and she accepted the fact that HAVA does not require voting machines for the
The alleged need for voting machines for the disabled often gets
trotted out at these conferences. Forget the fact that the blind can vote privately and
independently using tactile paper ballots and audio assistance; something that
is used all over the world as well as in Vermont and other states. Forget
the fact that voting machines can cheat the disabled as easily as the
able-bodied. Forget the fact that voting machines are harder for the disabled to
use; that it will take the blind significantly longer to vote on a machine than
to be assisted by a person of their choice. Forget the fact that two
leading associations for the blind have received over $1 million dollars
from the voting machine industry to flog their wares. These things are never
mentioned because conference organizers make sure that the debate is never
Discussion about the accuracy of voting machines is also fodder for
disinformation. Take Dr. Ted Selker of MIT (Massachusetts Institute of
Technology), please. At the conference, he once again blathered about "residual
votes" (i.e., overvotes and undervotes), claiming that "new"
machines are better than old machines. How wonderful for the industry.
Selker avoids the real elephant in the closet -- that
voting machines can be easily rigged and impossible to safeguard.

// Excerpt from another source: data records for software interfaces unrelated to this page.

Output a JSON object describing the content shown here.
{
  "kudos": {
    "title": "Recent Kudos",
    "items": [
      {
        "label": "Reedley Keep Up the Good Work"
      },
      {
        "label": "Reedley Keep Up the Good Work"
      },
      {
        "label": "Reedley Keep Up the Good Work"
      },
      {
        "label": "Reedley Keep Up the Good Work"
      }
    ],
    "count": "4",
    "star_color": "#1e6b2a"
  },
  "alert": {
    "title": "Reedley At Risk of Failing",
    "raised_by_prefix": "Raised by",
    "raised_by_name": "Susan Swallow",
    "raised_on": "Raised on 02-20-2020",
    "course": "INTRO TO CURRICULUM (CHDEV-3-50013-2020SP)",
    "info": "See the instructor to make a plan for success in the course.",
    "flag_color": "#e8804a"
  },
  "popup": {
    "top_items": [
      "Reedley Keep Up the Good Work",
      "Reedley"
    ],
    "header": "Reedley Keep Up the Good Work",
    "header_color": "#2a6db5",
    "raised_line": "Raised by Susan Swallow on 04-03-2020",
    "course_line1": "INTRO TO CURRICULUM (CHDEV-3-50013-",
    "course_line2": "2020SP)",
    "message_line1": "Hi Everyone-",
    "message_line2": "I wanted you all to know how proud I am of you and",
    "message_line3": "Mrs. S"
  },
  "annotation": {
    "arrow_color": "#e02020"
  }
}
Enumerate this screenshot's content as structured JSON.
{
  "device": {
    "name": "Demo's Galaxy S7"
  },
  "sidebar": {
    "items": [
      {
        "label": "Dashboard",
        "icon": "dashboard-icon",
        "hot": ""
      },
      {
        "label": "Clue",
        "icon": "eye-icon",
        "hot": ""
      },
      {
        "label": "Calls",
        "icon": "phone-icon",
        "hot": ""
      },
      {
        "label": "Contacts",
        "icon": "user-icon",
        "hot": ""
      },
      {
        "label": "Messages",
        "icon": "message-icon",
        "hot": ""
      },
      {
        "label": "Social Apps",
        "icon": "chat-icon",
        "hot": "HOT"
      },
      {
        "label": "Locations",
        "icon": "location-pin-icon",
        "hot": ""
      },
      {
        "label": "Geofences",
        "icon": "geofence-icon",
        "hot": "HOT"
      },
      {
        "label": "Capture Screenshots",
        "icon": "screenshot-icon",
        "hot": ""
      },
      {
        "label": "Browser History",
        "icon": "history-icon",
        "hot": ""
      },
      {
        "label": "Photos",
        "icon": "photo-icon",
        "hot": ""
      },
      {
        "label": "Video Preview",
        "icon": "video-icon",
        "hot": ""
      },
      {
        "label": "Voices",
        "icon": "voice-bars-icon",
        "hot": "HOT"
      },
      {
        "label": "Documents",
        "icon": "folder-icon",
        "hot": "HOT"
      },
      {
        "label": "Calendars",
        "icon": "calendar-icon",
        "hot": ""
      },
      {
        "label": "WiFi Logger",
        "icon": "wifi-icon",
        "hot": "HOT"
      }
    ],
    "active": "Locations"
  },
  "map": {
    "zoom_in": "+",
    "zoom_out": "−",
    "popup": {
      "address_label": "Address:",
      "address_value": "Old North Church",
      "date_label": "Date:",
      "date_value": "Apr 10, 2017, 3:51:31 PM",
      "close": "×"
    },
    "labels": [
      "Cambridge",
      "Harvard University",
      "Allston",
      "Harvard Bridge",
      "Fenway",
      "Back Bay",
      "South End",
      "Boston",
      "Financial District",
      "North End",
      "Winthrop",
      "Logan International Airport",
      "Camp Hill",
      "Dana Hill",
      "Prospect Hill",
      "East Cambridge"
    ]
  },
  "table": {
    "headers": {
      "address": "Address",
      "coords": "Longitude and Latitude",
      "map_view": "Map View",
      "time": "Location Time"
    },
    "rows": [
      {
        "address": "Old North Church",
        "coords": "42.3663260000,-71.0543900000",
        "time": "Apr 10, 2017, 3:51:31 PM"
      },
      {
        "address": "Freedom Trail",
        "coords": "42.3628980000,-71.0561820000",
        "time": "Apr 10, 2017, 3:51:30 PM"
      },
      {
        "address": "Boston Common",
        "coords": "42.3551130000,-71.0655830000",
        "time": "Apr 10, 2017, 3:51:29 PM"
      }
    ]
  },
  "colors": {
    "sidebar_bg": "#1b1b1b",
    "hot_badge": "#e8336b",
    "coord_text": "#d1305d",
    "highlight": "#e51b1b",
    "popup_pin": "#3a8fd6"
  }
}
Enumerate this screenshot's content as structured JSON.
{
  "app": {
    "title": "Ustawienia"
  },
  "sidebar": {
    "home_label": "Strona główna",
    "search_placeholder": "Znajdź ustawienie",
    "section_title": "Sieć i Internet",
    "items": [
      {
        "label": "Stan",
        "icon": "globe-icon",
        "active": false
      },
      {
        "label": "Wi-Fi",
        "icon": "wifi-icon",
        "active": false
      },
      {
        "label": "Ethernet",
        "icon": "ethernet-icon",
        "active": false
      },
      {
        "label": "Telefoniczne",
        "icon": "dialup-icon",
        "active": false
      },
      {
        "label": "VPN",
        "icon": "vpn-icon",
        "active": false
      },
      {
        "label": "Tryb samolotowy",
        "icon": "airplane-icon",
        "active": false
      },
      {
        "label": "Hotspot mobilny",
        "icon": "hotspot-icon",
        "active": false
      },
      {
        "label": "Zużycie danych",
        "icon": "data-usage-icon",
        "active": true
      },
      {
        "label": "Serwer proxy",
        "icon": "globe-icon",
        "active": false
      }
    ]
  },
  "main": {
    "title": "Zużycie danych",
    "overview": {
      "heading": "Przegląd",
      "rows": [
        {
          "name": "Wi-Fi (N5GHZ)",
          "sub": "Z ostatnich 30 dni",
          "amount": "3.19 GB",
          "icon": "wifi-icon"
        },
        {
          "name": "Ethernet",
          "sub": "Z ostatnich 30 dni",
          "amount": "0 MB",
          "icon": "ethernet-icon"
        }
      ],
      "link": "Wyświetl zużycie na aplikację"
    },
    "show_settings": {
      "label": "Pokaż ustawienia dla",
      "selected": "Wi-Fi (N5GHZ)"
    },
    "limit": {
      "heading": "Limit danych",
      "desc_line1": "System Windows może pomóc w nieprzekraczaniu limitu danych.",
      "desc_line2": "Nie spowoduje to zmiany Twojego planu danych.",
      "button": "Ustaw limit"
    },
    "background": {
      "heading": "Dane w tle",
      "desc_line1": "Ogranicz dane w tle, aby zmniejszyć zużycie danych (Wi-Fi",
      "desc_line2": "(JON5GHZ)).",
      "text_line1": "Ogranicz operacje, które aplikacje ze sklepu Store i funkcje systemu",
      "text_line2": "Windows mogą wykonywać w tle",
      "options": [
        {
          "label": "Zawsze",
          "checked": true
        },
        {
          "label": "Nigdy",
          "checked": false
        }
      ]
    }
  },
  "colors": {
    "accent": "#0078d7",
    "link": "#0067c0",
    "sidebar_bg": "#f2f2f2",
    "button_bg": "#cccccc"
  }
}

Selker claims that voting machines reduce undervotes and overvotes, when
in fact, he can provide no evidence that the voting machines don't

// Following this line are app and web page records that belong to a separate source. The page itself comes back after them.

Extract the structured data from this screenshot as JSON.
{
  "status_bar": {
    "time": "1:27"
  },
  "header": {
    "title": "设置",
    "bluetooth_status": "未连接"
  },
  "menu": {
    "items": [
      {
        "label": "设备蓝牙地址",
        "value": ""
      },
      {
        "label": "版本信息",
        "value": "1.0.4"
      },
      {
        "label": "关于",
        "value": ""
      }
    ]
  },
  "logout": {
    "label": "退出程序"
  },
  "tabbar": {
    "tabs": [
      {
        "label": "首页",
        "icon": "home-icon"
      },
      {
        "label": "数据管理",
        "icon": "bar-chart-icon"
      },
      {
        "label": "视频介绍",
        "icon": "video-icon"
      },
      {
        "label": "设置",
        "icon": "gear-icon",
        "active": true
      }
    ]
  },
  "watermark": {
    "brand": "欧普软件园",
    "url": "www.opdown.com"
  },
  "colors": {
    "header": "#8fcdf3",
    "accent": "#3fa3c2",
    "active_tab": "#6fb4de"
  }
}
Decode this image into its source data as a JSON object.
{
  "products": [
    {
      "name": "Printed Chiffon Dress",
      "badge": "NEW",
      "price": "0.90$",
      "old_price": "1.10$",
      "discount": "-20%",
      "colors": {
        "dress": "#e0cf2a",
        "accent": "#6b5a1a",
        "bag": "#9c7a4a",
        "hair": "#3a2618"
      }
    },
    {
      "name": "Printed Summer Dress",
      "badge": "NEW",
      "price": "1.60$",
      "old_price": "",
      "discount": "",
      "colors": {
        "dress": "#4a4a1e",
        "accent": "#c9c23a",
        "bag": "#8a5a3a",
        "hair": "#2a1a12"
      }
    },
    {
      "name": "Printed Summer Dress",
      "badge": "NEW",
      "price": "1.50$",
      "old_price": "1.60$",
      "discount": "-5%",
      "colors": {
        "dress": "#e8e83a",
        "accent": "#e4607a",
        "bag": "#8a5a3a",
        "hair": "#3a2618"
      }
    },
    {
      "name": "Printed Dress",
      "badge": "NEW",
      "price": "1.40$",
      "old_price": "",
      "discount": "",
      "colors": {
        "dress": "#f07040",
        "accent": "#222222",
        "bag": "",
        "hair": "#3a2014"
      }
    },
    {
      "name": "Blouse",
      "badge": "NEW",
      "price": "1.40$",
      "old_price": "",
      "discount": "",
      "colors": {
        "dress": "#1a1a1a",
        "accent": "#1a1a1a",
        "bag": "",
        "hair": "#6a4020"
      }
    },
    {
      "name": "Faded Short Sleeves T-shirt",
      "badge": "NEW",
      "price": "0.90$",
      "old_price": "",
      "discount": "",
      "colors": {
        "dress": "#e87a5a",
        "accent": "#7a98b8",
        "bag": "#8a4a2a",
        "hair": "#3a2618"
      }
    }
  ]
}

add and subtract votes on command or willy-nilly.
But, the most shocking response to my question at the conference came
from Dr. Avi Rubin. He said that Americans would not go back to
paper ballots. He said that one day we'll all be using our home

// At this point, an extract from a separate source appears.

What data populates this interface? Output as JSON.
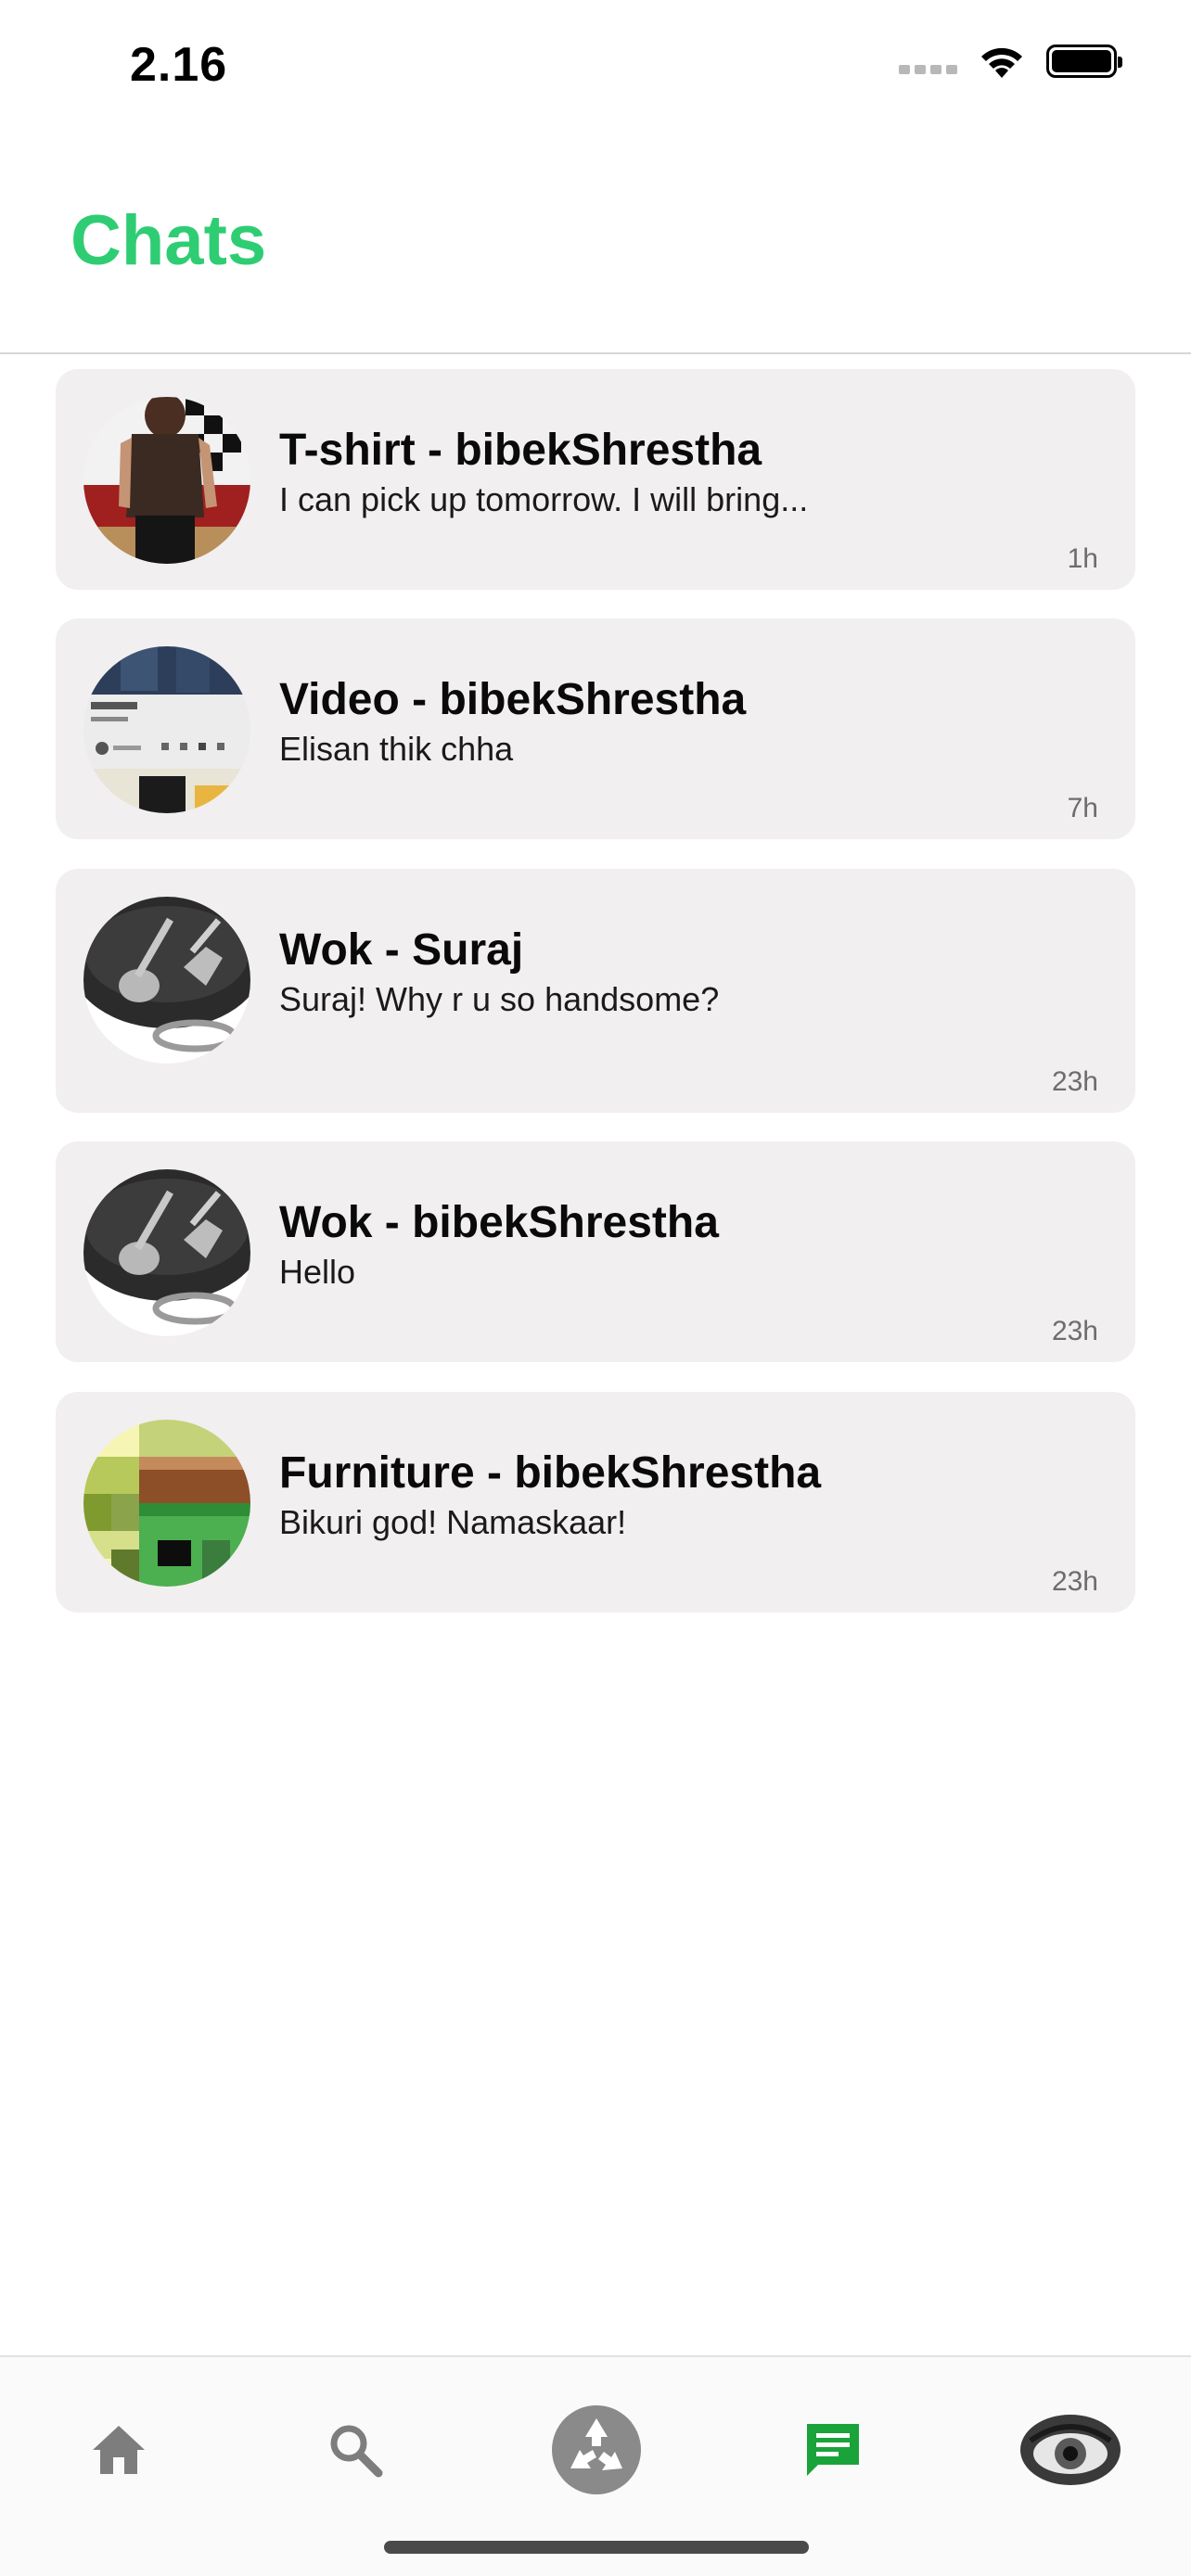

computers to vote. So much for all Avi's first-rate reports on voting
machine insecurity. He just endorsed voting by electronic ether. Can an
endorsement of VoteHere's products and services, on whose technical
advisory board Avi sat for two years, be far behind?
It's time for a good hard look in the mirror. Voting machines have
been around since 1892. Why have the voting rights groups failed for so
long to recognized the tremendous threat to basic civil rights these machines
pose? When the Voting Rights Act of 1965 was passed why didn't these groups
question the use of voting machines? Why didn't they stop and consider
that all the good the act would do, would be rendered
moot by these technological Trojan Horses? Sure, a few minority
congressmen have made it to Congress, but that doesn't mean that elections
haven't been routinely rigged. The U.S. Congress does not remotely represent
the diversity of people or opinions in the general population.
Didn't these voting rights groups notice that Craig Donsanto,
chief of the U.S. Department of Justice Election Crimes Branch, has sat on
his hands for the past 30 years. He has refused to seriously investigate
complaints of vote fraud, particularly when it involved computerized
voting machines. Actually, that guy doesn't seem to investigate much of anything,
ever. Why haven't these groups made an issue of Donsanto?
Even if the voting rights groups weren't sensitive before, the
elections of 2000 should have concentrated their minds on the limitless
problems and endless threats voting machines assure a democracy. So, why
didn't they say one word in public protest when the DNC (Democratic
National Committee) allowed the use of Internet voting in the 2004 Democratic
primary in Michigan?
It makes a person question everything about these
organizations. Ever wondered why the voters who were unfairly purged from the
rolls in Florida are still not back on the list? It seems that instead of
getting a court order, the voting rights groups (including the Legal Defense
Fund of the NAACP), agreed to an out-of-court settlement with the state of
Florida. Four years later, disenfranchised citizens are still not on the
Four years after the 2000 election, voting machines are causing more
problems than ever. Someone needs to get a clue. At least let's have a real
Lynn Landes is one of the nation's leading journalists
on voting technology and democracy issues. Readers can find her articles
at EcoTalk.org. Lynn is a former news
reporter for DUTV and commentator for
the British Broadcasting Corporation (BBC). Contact
/ (215) 629-3553.